• [Requirement]: The expected output is each line in the data below that includes the string "荧光棒等".

(Dataset rows for apps and sites)

BEGIN

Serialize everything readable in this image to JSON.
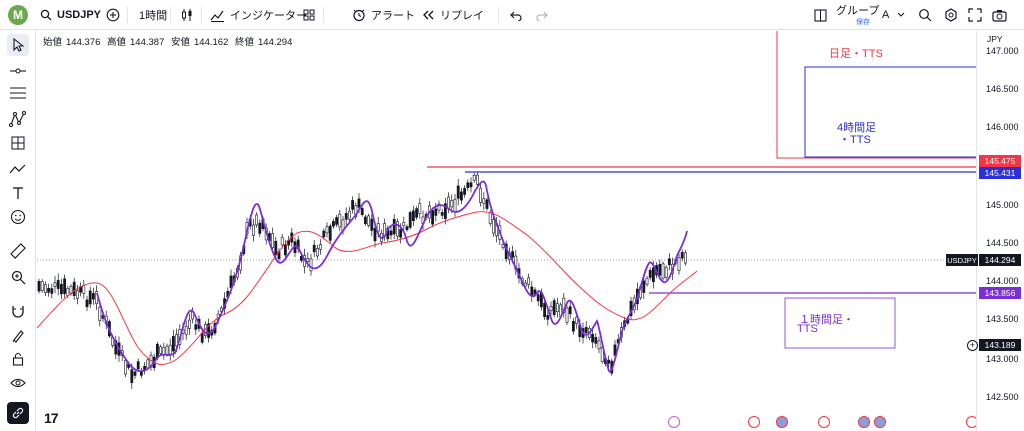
{
  "toolbar": {
    "avatar_letter": "M",
    "symbol": "USDJPY",
    "interval": "1時間",
    "indicators_label": "インジケーター",
    "alert_label": "アラート",
    "replay_label": "リプレイ",
    "group_label": "グループ",
    "group_sub": "保存",
    "layout_letter": "A"
  },
  "ohlc": {
    "open_label": "始値",
    "open": "144.376",
    "high_label": "高値",
    "high": "144.387",
    "low_label": "安値",
    "low": "144.162",
    "close_label": "終値",
    "close": "144.294"
  },
  "axis": {
    "currency": "JPY",
    "ticks": [
      "147.000",
      "146.500",
      "146.000",
      "145.000",
      "144.500",
      "144.000",
      "143.500",
      "143.000",
      "142.500"
    ]
  },
  "price_labels": {
    "red": "145.475",
    "blue": "145.431",
    "symbol_tag": "USDJPY",
    "current": "144.294",
    "purple": "143.856",
    "crosshair": "143.189"
  },
  "annotations": {
    "daily": "日足・TTS",
    "h4_line1": "4時間足",
    "h4_line2": "・TTS",
    "h1_line1": "１時間足・",
    "h1_line2": "TTS"
  },
  "colors": {
    "red_line": "#f23645",
    "blue_line": "#2a2fd6",
    "purple_line": "#7a2fd6",
    "ma_line": "#f23645",
    "bg": "#ffffff"
  },
  "logo": "17"
}
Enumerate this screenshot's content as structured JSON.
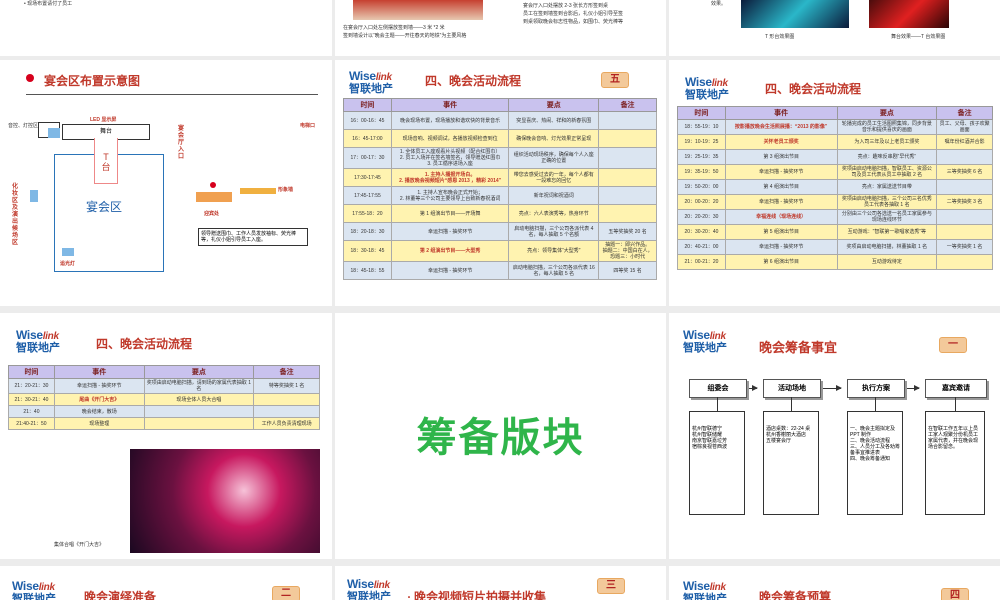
{
  "row0": {
    "s1": {
      "bullet": "• 现场布置请付了员工"
    },
    "s2": {
      "line1": "在宴会厅入口处左侧摆放签到墙——3 米 *2 米",
      "line2": "签到墙设计以“晚会主题——开往春天的地铁”为主要风格",
      "right_line1": "宴会厅入口处摆放 2-3 张长方形签到桌",
      "right_line2": "员工在签到墙签到合影后，礼仪小姐引导至签",
      "right_line3": "到桌领取晚会标志性物品，如围巾、荧光棒等"
    },
    "s3": {
      "caption1": "T 形台效果图",
      "caption2": "舞台效果——T 台效果图",
      "top_text": "效果。"
    }
  },
  "layout_slide": {
    "title": "宴会区布置示意图",
    "label_audio": "音控、灯控区域",
    "label_led": "LED 显示屏",
    "label_stage": "舞台",
    "label_t": "T\n台",
    "label_hall": "宴会区",
    "label_makeup": "化妆区及演出候场区",
    "label_entrance": "宴会厅入口",
    "label_elevator": "电梯口",
    "label_signwall": "形象墙",
    "label_welcome": "迎宾处",
    "label_light": "追光灯",
    "note": "领导赠送围巾、工作人员发放袖标、荧光棒等，礼仪小姐引导员工入座。"
  },
  "flow": {
    "logo_en": "Wise",
    "logo_en2": "link",
    "logo_cn": "智联地产",
    "title": "四、晚会活动流程",
    "badge": "五",
    "headers": [
      "时间",
      "事件",
      "要点",
      "备注"
    ]
  },
  "flow1": {
    "rows": [
      [
        "16：00-16：45",
        "晚会现场布置，现场播放和谐欢快的背景音乐",
        "突显喜庆、热闹、祥和的新春氛围",
        ""
      ],
      [
        "16：45-17:00",
        "现场音响、视频调试，各播放视频检查到位",
        "确保晚会音响、灯光效果正常呈现",
        ""
      ],
      [
        "17：00-17：30",
        "1. 全体员工入座观看片头视频（配合红围巾）\n2. 员工入场并在签名墙签名，领导赠送红围巾\n3. 员工循序进场入座",
        "组织活动现场秩序，确保每个人入座正确的位置",
        ""
      ],
      [
        "17:30-17:45",
        "1. 主持人播报开场白。\n2. 播放晚会视频短片“感恩 2013 ，精彩 2014”",
        "带您去感受过去的一年，每个人都有一段难忘的回忆",
        ""
      ],
      [
        "17:45-17:55",
        "1. 主持人宣布晚会正式开始；\n2. 林董等三个公司主要领导上台致新春祝酒词",
        "新年祝词和祝酒词",
        ""
      ],
      [
        "17:55-18：20",
        "第 1 组演出节目——开场舞",
        "亮点：六人表演秀等，热身环节",
        ""
      ],
      [
        "18：20-18：30",
        "幸运扫描 - 抽奖环节",
        "启动电脑扫描，三个公司各派代表 4 名，每人抽取 5 个名额",
        "五等奖抽奖 20 名"
      ],
      [
        "18：30-18：45",
        "第 2 组演出节目——大型秀",
        "亮点：领导集体“大型秀”",
        "抽题一：即兴作品。\n抽题二：中国白在人，恐题三：小时代"
      ],
      [
        "18：45-18：55",
        "幸运扫描 - 抽奖环节",
        "启动电脑扫描，三个公司各派代表 16 名，每人抽取 5 名",
        "四等奖 15 名"
      ]
    ]
  },
  "flow2": {
    "rows": [
      [
        "18：55-19：10",
        "按影播放晚会生活照展播：“2013 的影像”",
        "轮播完成的员工生活图照集锦，同步背景音乐和提供喜庆的画面",
        "员工、父母、孩子欢聚画面"
      ],
      [
        "19：10-19：25",
        "关怀老员工颁奖",
        "为入司三年及以上老员工颁奖",
        "嘱年份红酒并合影"
      ],
      [
        "19：25-19：35",
        "第 3 组演出节目",
        "亮点：趣味反串剧“早代秀”",
        ""
      ],
      [
        "19：35-19：50",
        "幸运扫描 - 抽奖环节",
        "奖项由启动电脑扫描，智联员工、资源公司及员工代表从员工中抽取 2 名",
        "三等奖抽奖 6 名"
      ],
      [
        "19：50-20：00",
        "第 4 组演出节目",
        "亮点：家属送送节目带",
        ""
      ],
      [
        "20：00-20：20",
        "幸运扫描 - 抽奖环节",
        "奖项由启动电脑扫描，三个公司三名优秀员工代表各抽取 1 名",
        "二等奖抽奖 3 名"
      ],
      [
        "20：20-20：30",
        "幸福连线（现场连线）",
        "分别由三个公司各选送一名员工家属参与现场连线环节",
        ""
      ],
      [
        "20：30-20：40",
        "第 5 组演出节目",
        "互动游戏：“智联第一歌唱家选秀”等",
        ""
      ],
      [
        "20：40-21：00",
        "幸运扫描 - 抽奖环节",
        "奖项由启动电脑扫描，林董抽取 1 名",
        "一等奖抽奖 1 名"
      ],
      [
        "21：00-21：20",
        "第 6 组演出节目",
        "互动游戏待定",
        ""
      ]
    ]
  },
  "flow3": {
    "rows": [
      [
        "21：20-21：30",
        "幸运扫描 - 抽奖环节",
        "奖项由启动电脑扫描，请到场的家属代表抽取 1 名",
        "特等奖抽奖 1 名"
      ],
      [
        "21：30-21：40",
        "尾曲《开门大吉》",
        "现场全体人员大合唱",
        ""
      ],
      [
        "21：40",
        "晚会结束，散场",
        "",
        ""
      ],
      [
        "21:40-21：50",
        "现场整理",
        "",
        "工作人员负责清理现场"
      ]
    ],
    "photo_caption": "集体合唱《开门大吉》"
  },
  "section": {
    "text": "筹备版块"
  },
  "prep": {
    "title": "晚会筹备事宜",
    "badge": "一",
    "cols": [
      {
        "head": "组委会",
        "body": "杭州智联德宁\n杭州智联储耀\n南京智联嘉垃芳\n宿棕良视苍西波"
      },
      {
        "head": "活动场地",
        "body": "酒店桌数：22-24 桌\n杭州香榭丽大酒店\n五楼宴会厅"
      },
      {
        "head": "执行方案",
        "body": "一、晚会主题拟定及 PPT 制作\n二、晚会活动流程\n三、人员分工及各劝筹备事宜推进表\n四、晚会筹备通知"
      },
      {
        "head": "嘉宾邀请",
        "body": "在智联工作五年以上员工家人观聚分份机员工家属代表，并在晚会现场合影留念。"
      }
    ]
  },
  "bottom": {
    "t1": "晚会演绎准备",
    "b1": "二",
    "t2": "晚会视频短片拍摄并收集",
    "b2": "三",
    "t3": "晚会筹备预算",
    "b3": "四"
  }
}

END

• [Response box]:
      "right_line3": "到桌领取晚会标志性物品，如围巾、荧光棒等"
    "note": "领导赠送围巾、工作人员发放袖标、荧光棒等，礼仪小姐引导员工入座。"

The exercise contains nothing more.